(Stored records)
*** Block opens ***

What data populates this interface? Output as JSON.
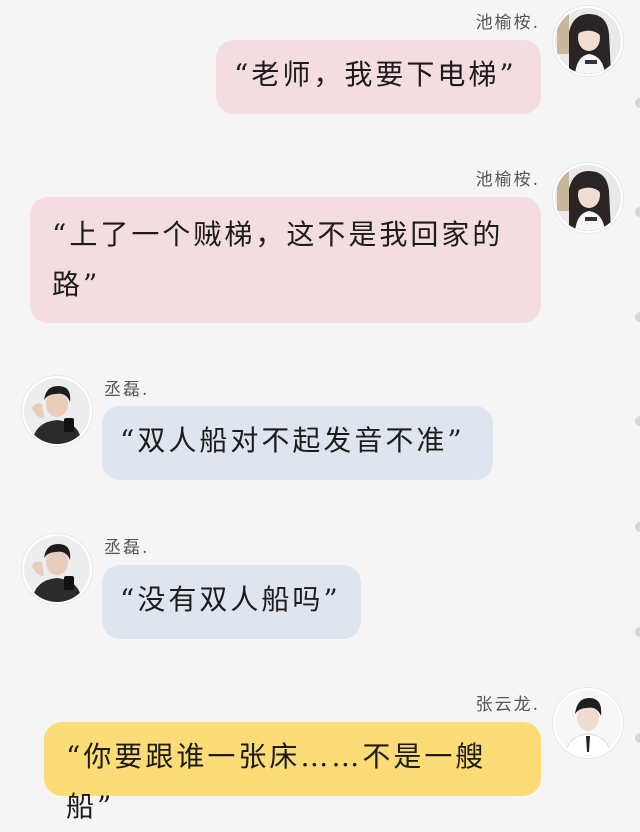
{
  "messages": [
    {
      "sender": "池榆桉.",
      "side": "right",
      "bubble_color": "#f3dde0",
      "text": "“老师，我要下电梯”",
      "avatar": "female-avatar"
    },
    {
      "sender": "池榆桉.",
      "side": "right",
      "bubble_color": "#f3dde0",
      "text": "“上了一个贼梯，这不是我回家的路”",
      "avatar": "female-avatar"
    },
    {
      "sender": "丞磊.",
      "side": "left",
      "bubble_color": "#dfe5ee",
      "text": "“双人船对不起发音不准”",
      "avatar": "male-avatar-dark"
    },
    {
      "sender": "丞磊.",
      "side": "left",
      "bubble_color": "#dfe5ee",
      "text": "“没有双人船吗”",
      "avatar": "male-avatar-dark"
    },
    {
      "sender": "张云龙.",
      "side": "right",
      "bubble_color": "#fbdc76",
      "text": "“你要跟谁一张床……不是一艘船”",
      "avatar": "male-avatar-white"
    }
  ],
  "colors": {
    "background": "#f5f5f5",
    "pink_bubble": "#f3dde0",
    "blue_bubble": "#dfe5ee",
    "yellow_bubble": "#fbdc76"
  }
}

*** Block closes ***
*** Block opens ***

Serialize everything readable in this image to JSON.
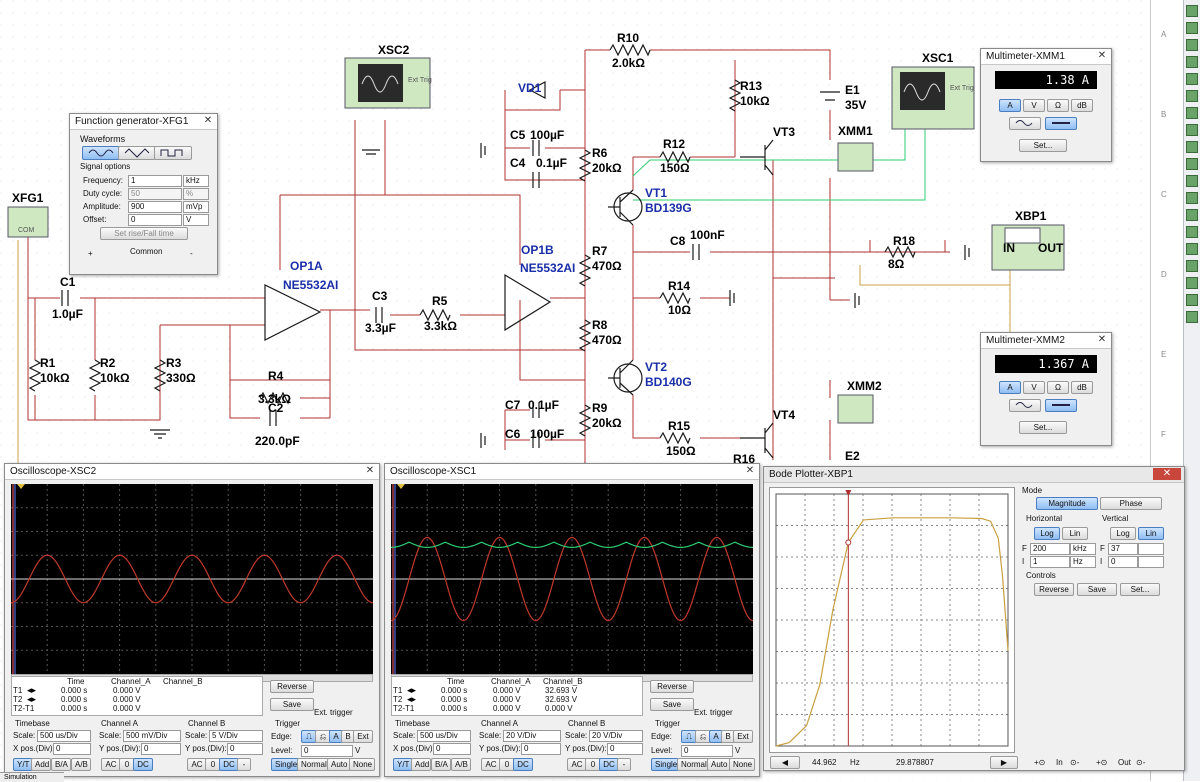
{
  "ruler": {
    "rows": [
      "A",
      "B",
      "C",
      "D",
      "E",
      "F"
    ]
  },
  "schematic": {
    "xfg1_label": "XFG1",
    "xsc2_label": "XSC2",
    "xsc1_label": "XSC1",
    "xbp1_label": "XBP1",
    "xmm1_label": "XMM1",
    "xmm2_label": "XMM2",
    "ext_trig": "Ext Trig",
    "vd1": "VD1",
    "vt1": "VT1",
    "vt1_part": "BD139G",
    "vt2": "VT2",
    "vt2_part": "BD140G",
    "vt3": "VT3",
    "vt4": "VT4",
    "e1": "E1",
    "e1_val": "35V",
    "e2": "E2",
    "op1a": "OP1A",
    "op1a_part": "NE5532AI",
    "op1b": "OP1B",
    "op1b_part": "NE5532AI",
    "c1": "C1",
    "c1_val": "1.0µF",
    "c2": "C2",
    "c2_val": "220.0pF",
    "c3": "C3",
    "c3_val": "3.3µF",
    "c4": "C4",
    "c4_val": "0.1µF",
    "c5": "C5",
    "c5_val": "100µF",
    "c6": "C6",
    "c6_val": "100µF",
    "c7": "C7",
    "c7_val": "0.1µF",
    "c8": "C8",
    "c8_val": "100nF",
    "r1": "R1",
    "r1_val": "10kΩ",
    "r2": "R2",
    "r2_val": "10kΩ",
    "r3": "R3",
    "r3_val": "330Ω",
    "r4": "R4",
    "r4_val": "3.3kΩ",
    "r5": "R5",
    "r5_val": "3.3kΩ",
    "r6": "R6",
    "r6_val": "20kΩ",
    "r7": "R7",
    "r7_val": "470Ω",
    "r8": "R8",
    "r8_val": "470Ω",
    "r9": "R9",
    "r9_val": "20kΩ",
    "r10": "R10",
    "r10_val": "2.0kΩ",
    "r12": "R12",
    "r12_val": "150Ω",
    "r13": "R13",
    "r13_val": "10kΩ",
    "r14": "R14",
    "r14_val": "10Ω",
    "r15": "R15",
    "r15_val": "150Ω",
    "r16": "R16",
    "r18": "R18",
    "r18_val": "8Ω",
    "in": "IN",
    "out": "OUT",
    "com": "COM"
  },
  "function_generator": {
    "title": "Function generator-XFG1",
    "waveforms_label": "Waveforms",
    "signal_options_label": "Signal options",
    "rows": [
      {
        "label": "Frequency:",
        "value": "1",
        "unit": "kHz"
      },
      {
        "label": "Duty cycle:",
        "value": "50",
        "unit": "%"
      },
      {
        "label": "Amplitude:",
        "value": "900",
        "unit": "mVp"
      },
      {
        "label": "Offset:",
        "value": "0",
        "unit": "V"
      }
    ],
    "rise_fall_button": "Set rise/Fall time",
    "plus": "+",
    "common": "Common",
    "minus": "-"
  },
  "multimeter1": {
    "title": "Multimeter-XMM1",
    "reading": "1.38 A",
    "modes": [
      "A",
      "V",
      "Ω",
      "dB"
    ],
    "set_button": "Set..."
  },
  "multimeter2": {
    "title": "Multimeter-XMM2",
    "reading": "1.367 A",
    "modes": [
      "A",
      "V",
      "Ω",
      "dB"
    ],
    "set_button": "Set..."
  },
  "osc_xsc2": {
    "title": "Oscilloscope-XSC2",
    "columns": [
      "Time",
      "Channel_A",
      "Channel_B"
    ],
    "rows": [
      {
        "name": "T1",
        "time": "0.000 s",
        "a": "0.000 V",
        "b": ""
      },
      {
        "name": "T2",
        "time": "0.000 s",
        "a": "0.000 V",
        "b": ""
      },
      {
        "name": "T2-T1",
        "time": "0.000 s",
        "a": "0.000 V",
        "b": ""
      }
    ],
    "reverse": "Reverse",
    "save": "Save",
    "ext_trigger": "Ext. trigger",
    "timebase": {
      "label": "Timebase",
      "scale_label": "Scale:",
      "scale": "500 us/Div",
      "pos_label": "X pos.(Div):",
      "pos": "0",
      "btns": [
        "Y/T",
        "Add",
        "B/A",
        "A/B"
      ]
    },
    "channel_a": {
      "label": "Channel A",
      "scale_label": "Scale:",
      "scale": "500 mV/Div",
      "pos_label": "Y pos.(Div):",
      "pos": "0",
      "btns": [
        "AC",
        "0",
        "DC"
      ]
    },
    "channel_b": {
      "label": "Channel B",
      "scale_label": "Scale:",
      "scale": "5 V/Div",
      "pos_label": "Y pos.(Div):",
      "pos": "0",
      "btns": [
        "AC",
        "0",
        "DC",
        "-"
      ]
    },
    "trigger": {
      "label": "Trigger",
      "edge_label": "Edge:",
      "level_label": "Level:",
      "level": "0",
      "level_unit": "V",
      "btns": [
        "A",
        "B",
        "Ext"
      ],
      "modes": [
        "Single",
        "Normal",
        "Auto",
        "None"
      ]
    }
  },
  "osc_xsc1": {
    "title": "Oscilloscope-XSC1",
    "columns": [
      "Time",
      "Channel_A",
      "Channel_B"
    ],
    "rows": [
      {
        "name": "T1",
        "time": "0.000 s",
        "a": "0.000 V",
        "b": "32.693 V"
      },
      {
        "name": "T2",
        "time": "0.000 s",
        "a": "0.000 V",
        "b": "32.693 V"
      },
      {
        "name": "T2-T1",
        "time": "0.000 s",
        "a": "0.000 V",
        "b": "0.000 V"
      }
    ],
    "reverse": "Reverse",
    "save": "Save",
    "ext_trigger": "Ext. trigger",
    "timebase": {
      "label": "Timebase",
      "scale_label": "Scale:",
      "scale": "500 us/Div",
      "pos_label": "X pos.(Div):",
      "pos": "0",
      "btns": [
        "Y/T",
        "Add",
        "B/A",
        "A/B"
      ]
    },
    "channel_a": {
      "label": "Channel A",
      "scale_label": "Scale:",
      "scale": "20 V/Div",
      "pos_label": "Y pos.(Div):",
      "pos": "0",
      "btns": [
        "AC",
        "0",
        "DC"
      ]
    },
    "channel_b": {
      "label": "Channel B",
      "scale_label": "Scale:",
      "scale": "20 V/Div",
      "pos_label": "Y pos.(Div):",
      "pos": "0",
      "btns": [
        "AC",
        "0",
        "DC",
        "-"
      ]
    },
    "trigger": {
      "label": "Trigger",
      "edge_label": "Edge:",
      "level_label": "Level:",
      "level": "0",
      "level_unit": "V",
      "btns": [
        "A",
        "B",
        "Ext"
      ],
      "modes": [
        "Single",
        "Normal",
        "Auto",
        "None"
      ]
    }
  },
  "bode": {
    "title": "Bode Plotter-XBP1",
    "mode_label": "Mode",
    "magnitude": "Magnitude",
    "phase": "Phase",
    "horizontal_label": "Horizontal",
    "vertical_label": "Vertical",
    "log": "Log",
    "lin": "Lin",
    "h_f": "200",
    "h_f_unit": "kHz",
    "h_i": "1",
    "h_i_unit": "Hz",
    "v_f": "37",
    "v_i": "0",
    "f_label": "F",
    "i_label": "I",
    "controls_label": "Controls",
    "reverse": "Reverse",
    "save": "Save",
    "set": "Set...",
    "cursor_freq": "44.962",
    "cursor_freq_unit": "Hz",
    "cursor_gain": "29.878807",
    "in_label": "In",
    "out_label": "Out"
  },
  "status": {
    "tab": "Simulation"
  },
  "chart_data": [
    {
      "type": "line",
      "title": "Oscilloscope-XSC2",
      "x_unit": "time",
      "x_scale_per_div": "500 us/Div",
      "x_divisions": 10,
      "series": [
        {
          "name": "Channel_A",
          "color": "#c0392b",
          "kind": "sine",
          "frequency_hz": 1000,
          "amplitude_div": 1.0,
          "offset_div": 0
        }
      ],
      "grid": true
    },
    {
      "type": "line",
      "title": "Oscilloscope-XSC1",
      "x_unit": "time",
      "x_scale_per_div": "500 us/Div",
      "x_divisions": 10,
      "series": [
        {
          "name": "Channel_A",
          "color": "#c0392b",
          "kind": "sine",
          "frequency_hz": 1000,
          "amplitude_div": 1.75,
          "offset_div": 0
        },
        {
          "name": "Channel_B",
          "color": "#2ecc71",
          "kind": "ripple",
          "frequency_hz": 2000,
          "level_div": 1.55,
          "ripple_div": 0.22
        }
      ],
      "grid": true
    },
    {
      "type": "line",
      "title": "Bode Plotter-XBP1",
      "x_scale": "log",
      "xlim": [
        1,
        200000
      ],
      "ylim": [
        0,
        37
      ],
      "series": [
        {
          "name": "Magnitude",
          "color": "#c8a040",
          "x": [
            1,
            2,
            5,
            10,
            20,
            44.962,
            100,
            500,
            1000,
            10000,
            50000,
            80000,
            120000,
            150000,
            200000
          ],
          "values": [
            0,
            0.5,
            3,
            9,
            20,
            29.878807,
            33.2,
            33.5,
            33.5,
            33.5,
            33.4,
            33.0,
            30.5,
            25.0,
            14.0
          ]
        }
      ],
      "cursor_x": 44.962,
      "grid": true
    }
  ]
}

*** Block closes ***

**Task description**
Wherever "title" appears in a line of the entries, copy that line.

**Your solution**
    "title": "Function generator-XFG1",
    "title": "Multimeter-XMM1",
    "title": "Multimeter-XMM2",
    "title": "Oscilloscope-XSC2",
    "title": "Oscilloscope-XSC1",
    "title": "Bode Plotter-XBP1",
      "title": "Oscilloscope-XSC2",
      "title": "Oscilloscope-XSC1",
      "title": "Bode Plotter-XBP1",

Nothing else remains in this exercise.